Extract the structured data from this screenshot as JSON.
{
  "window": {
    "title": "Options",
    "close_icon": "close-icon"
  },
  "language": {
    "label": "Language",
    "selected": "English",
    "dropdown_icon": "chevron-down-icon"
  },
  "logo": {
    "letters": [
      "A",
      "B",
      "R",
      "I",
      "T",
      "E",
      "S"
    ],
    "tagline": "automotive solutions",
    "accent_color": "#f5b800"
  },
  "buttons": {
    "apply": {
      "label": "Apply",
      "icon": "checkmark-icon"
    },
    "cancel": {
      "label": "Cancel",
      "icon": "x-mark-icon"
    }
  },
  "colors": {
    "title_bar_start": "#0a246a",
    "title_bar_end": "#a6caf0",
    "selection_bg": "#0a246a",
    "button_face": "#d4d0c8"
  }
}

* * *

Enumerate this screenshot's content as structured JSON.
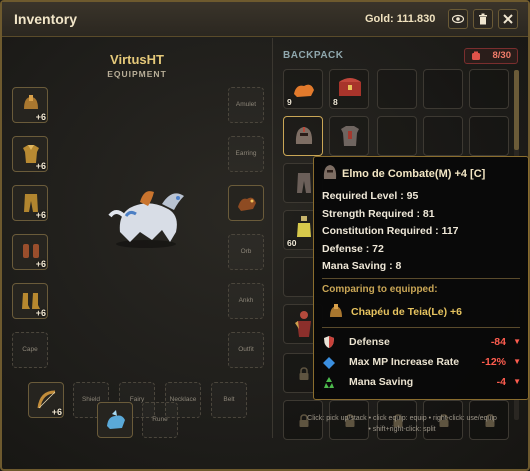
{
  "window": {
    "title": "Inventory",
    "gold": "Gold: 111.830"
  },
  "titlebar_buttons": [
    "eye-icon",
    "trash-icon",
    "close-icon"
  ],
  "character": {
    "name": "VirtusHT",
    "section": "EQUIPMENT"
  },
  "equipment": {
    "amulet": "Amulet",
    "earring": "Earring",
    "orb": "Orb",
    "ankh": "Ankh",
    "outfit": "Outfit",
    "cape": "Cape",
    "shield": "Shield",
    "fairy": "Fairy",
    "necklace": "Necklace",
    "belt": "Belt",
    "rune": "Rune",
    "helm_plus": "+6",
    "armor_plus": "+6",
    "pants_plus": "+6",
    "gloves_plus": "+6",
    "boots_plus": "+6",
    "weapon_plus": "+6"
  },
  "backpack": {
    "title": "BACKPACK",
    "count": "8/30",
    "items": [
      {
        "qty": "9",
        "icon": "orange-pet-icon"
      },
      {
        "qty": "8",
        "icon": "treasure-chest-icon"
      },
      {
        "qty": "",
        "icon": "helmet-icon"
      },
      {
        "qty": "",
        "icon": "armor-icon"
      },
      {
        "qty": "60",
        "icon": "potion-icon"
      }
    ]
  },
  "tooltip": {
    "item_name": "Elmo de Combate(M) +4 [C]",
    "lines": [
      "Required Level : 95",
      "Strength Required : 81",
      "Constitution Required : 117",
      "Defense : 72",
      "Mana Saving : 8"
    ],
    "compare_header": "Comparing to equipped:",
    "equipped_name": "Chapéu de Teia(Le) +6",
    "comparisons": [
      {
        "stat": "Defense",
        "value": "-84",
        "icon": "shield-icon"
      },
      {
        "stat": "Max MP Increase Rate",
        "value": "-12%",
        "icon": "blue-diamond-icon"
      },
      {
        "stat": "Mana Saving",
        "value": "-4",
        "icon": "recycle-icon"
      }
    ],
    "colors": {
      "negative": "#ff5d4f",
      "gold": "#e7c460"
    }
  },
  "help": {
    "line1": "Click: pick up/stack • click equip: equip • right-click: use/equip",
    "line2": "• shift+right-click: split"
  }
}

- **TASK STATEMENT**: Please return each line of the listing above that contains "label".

- **TASK SOLUTION**:
    "label": "Language",
      "label": "Apply",
      "label": "Cancel",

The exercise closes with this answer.